Understanding Election Security

No single point of access
There are 116 election jurisdictions in Missouri, each with their own voting system. That means there is no single voting system or single point of access.
Not connected to internet
Voting machines are not connected to the internet, so they can't be hacked from the internet.
Voting mahcine paper trail
Every single voting machine in Missouri is required to produce a paper audit trail.
Bipartisan counting of absentees
When absentee ballots are processed, they are counted by a bipartisan team.
Public testing of machines
Voting machines are publicly tested both before and after election day.
Machines are locked and sealed
Once checked for accuracy, election equipment is locked and sealed to prohibit any tampering with the equipment on election day.
Second chance voting
All voting machines in Missouri are required to give the voter a second chance to ensure the ballot is marked correctly.
Results audited by LEAs
Election results are audited by local election officials before any results are certified.
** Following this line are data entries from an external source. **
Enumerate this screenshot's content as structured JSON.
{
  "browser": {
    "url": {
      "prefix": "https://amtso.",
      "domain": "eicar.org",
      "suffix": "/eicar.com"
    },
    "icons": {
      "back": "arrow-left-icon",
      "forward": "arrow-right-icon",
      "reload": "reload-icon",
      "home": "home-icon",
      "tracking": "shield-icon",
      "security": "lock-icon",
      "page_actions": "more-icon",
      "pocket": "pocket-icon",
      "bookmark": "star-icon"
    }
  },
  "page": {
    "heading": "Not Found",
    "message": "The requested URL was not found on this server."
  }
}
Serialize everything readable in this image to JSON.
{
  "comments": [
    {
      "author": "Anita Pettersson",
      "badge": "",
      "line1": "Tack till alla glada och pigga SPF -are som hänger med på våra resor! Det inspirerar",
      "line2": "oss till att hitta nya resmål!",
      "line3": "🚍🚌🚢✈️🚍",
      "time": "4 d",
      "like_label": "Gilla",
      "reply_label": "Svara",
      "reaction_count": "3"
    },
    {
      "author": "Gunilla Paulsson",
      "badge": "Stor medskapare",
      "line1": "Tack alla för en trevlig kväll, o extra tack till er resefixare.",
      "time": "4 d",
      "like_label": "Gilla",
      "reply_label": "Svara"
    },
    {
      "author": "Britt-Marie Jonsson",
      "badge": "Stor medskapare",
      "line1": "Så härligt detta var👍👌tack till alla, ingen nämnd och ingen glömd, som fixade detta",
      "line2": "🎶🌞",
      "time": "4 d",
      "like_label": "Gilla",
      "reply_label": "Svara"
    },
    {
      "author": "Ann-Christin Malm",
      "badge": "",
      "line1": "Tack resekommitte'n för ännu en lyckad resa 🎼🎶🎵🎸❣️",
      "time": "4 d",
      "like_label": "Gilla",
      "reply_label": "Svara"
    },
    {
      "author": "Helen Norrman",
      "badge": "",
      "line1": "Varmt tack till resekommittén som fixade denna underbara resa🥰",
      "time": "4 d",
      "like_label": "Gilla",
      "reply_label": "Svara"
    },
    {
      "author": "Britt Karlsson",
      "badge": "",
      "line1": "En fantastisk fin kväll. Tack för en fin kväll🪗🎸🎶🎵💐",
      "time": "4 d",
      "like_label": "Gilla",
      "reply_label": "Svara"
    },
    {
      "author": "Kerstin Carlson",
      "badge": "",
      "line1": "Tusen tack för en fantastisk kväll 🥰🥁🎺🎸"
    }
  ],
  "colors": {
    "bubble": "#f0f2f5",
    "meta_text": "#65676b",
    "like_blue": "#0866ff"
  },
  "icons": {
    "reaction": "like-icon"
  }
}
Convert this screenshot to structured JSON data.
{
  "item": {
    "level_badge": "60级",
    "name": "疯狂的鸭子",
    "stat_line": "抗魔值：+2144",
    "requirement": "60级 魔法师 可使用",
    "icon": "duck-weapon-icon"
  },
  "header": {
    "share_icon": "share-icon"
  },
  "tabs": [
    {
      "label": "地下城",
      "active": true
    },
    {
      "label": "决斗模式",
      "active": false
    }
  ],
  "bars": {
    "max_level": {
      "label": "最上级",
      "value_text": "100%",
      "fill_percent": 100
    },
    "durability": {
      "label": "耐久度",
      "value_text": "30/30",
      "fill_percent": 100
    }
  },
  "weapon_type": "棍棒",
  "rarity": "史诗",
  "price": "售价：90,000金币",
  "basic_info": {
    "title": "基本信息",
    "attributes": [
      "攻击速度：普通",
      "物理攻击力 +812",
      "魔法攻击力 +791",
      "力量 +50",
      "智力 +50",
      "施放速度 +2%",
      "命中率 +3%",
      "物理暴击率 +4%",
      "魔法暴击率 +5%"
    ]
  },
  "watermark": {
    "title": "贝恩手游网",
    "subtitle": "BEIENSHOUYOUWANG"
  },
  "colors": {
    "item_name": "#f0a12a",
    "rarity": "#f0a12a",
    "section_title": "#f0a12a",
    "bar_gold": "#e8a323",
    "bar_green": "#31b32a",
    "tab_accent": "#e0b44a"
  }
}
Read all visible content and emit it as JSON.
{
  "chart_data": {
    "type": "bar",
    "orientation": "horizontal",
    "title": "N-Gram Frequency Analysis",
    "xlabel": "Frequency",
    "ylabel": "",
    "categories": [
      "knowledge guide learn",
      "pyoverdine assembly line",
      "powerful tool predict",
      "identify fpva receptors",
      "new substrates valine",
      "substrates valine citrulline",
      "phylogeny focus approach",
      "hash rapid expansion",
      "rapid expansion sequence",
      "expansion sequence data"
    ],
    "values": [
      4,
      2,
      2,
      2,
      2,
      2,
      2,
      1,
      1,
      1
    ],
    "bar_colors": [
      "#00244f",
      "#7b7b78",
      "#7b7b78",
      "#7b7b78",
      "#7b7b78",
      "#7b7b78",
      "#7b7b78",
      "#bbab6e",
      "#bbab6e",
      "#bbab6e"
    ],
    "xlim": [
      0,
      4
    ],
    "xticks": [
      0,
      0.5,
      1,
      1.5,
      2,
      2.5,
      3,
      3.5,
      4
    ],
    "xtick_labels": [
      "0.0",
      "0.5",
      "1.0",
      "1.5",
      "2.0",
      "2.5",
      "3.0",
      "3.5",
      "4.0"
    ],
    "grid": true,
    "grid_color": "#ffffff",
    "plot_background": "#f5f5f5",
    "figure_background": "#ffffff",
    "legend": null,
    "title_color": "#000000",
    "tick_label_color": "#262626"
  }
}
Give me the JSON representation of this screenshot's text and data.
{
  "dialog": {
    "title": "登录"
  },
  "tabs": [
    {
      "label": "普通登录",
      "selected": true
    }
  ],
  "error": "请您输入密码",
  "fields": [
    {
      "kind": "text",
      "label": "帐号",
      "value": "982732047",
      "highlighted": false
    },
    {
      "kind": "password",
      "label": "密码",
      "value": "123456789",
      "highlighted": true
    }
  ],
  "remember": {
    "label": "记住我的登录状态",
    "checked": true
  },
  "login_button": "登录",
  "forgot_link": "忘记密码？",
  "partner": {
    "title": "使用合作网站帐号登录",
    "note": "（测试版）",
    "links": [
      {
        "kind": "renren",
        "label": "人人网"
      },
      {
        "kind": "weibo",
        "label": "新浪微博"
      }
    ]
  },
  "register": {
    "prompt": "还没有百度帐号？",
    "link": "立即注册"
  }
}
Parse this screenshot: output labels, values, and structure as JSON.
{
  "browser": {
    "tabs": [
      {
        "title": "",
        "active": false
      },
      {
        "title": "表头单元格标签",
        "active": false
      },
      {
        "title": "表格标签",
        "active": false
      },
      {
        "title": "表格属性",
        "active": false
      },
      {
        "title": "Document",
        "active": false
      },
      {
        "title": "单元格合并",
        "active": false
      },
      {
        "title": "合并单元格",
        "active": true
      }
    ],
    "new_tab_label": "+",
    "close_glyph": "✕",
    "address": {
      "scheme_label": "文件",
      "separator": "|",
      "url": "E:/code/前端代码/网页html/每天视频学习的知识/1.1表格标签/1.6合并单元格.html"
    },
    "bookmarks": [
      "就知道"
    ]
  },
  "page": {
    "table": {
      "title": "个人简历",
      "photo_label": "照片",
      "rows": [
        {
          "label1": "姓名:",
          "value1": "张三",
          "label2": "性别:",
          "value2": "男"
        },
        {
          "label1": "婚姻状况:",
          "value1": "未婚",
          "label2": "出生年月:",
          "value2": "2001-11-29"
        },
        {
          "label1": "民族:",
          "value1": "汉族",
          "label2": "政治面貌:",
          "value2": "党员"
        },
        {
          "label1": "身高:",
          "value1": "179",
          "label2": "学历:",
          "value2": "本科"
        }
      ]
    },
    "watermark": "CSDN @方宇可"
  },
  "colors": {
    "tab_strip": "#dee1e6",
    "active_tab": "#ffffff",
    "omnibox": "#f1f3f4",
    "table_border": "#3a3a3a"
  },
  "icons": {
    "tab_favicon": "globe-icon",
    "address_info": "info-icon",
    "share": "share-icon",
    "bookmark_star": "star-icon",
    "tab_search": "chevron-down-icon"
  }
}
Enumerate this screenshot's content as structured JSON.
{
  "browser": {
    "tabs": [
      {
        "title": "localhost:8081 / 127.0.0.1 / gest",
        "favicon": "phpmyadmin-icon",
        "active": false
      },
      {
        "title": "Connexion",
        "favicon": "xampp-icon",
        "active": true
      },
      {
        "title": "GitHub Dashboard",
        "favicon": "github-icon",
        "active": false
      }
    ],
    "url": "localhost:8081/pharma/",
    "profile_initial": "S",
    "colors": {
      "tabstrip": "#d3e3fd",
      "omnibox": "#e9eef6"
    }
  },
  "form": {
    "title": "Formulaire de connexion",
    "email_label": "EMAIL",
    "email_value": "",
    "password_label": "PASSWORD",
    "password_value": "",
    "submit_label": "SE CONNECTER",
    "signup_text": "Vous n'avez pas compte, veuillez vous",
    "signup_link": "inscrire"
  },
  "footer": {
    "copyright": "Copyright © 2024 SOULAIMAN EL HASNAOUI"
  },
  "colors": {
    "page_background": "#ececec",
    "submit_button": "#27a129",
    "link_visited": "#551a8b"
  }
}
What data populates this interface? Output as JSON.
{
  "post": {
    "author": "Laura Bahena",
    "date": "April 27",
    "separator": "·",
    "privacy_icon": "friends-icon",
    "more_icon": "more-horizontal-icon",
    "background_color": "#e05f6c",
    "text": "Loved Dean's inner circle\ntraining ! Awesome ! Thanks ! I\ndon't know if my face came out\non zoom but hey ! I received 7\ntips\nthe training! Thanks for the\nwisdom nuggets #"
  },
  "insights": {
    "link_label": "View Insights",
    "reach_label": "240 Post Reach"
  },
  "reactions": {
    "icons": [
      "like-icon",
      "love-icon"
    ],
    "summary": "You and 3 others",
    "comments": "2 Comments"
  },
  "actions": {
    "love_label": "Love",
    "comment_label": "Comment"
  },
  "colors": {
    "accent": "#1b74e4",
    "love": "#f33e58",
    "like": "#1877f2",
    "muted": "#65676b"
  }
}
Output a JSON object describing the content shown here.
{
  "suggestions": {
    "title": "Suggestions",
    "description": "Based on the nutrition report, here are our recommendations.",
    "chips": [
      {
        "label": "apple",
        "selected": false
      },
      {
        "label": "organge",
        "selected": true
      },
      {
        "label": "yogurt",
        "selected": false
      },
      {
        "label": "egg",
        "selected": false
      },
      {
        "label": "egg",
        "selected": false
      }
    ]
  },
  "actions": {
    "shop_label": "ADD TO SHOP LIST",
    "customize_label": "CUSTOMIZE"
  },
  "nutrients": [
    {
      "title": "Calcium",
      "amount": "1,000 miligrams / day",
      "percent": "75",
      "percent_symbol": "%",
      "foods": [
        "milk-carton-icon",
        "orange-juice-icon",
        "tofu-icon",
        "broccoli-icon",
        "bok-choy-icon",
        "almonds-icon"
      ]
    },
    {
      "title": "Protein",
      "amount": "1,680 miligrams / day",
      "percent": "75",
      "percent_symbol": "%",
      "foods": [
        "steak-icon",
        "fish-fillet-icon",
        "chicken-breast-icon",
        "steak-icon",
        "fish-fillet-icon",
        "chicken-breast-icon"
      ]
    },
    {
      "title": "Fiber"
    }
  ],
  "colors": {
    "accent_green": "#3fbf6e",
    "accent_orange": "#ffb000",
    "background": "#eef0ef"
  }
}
In 2018, the Missouri Secretary of State's Office successfully obtained a federal grant in the amount of $7.2 million through the Help America Vote Act (HAVA). The office has laid the groundwork to spend those funds with local election authorities to improve both physical security and cyber security to further enhance the integrity of Missouri's election systems.
In January of 2018, Missouri joined ERIC, the Electronic Registration Information Center, to help maintain an accurate voter registration database. ERIC is a multistate partnership that uses a sophisticated and secure data-matching tool to improve the accuracy and efficiency of state voter registration systems. Through participation in ERIC, states can compare official data on eligible voters—such as voter and motor vehicle registrations, U.S. Postal Service addresses, and Social Security death records—to keep voter rolls more complete and up to date. ERIC is owned, managed, and funded by participating states and was formed in 2012 with assistance from The Pew Charitable Trusts. More than half of U.S. states participate in ERIC.

Knowing Election Security

Voter Pamphlet on Election Security (Election Assistance Commission)
The War on Pineapple: Understanding Foreign Intelligence in 5 Steps (U.S. Department of Homeland Security)
Social Media Bots Overview
Election Security Video (Election Assistance Commission)
Qualified Voting Systems in Missouri